_AIM OF THE TASK_. Which lines of the material hold the word "Google"? Copy each one.

========================================

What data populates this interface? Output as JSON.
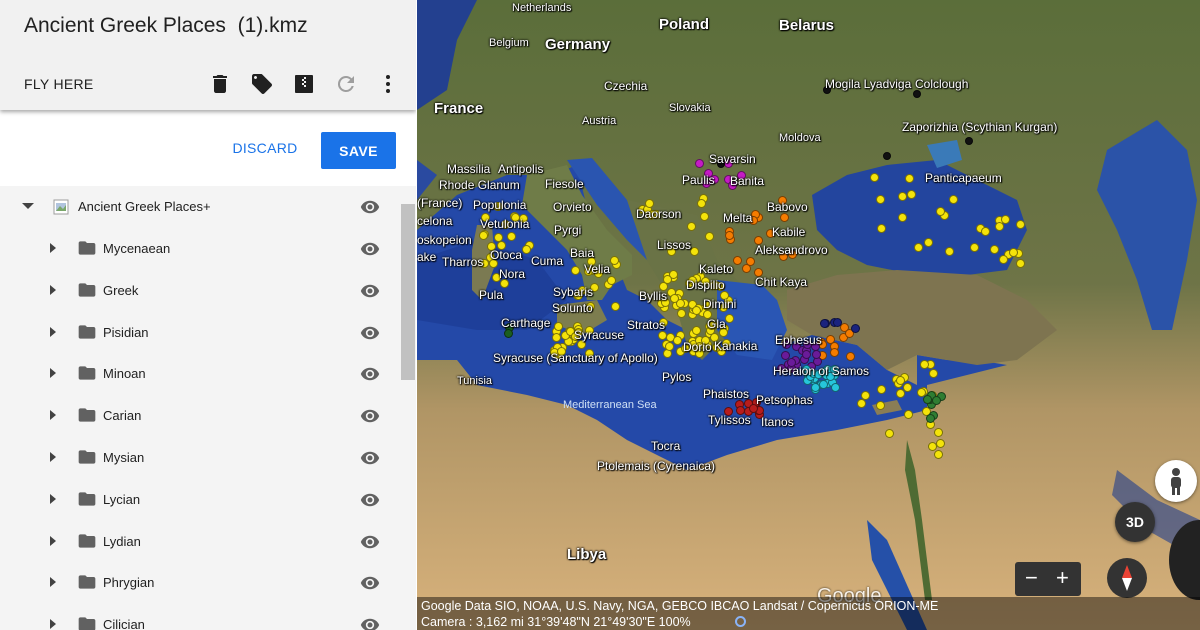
{
  "panel": {
    "title": "Ancient Greek Places  (1).kmz",
    "fly_here": "FLY HERE",
    "toolbar_icons": [
      "delete-icon",
      "label-icon",
      "zip-icon",
      "refresh-icon",
      "more-vert-icon"
    ],
    "discard": "DISCARD",
    "save": "SAVE",
    "root": {
      "label": "Ancient Greek Places+",
      "expanded": true
    },
    "folders": [
      "Mycenaean",
      "Greek",
      "Pisidian",
      "Minoan",
      "Carian",
      "Mysian",
      "Lycian",
      "Lydian",
      "Phrygian",
      "Cilician"
    ]
  },
  "map": {
    "countries": [
      "Netherlands",
      "Poland",
      "Belarus",
      "Belgium",
      "Germany",
      "Czechia",
      "Slovakia",
      "Austria",
      "France",
      "Moldova",
      "Tunisia",
      "Libya"
    ],
    "places": [
      "Mogila Lyadviga",
      "Colclough",
      "Zaporizhia (Scythian Kurgan)",
      "Savarsin",
      "Paulis",
      "Banita",
      "Panticapaeum",
      "Massilia",
      "Antipolis",
      "Rhode Glanum",
      "(France)",
      "Populonia",
      "Fiesole",
      "Orvieto",
      "Daorson",
      "Melta",
      "Babovo",
      "Kabile",
      "Aleksandrovo",
      "Vetulonia",
      "celona",
      "Pyrgi",
      "Lissos",
      "oskopeion",
      "Baia",
      "Kaleto",
      "Chit Kaya",
      "Tharros",
      "Otoca",
      "Cuma",
      "Velia",
      "Nora",
      "Dispilio",
      "Pula",
      "Sybaris",
      "Byllis",
      "Dimini",
      "Solunto",
      "Carthage",
      "Stratos",
      "Gla",
      "Syracuse",
      "Dorio",
      "Kanakia",
      "Ephesus",
      "Syracuse (Sanctuary of Apollo)",
      "Pylos",
      "Heraion of Samos",
      "Phaistos",
      "Petsophas",
      "Tylissos",
      "Itanos",
      "Tocra",
      "Ptolemais (Cyrenaica)",
      "ake"
    ],
    "sea_label": "Mediterranean Sea",
    "btn_3d": "3D",
    "zoom_out": "−",
    "zoom_in": "+",
    "watermark": "Google",
    "attribution": "Google   Data SIO, NOAA, U.S. Navy, NGA, GEBCO  IBCAO   Landsat / Copernicus   ORION-ME",
    "camera": "Camera :   3,162 mi    31°39'48\"N 21°49'30\"E    100%"
  }
}
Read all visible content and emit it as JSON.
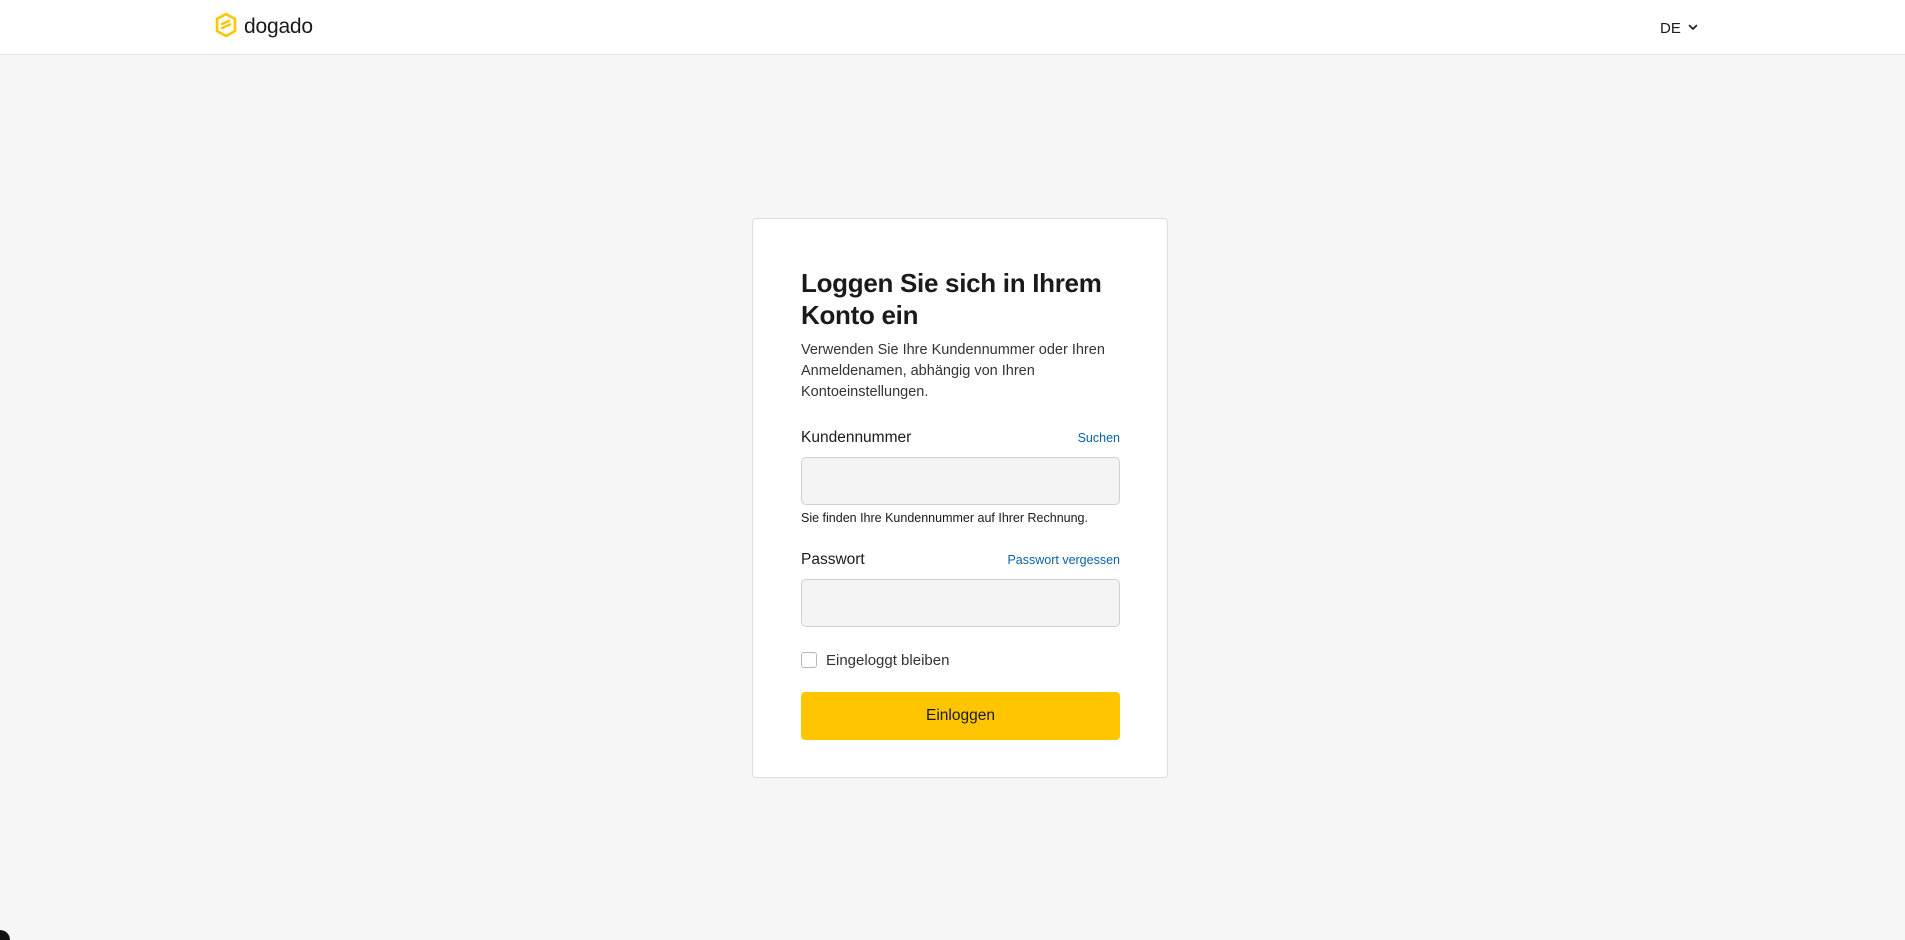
{
  "header": {
    "logo_text": "dogado",
    "language": "DE"
  },
  "login": {
    "title": "Loggen Sie sich in Ihrem Konto ein",
    "subtitle": "Verwenden Sie Ihre Kundennummer oder Ihren Anmeldenamen, abhängig von Ihren Kontoeinstellungen.",
    "customer_number": {
      "label": "Kundennummer",
      "link": "Suchen",
      "value": "",
      "hint": "Sie finden Ihre Kundennummer auf Ihrer Rechnung."
    },
    "password": {
      "label": "Passwort",
      "link": "Passwort vergessen",
      "value": ""
    },
    "remember_label": "Eingeloggt bleiben",
    "remember_checked": false,
    "submit_label": "Einloggen"
  },
  "colors": {
    "accent": "#ffc600",
    "link": "#0b61a4",
    "background": "#f6f6f6"
  },
  "icons": {
    "logo": "dogado-logo-icon",
    "language_chevron": "chevron-down-icon"
  }
}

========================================

_RESPONSE BOX_.
    "watermark": "Google",
    "attribution": "Google   Data SIO, NOAA, U.S. Navy, NGA, GEBCO  IBCAO   Landsat / Copernicus   ORION-ME",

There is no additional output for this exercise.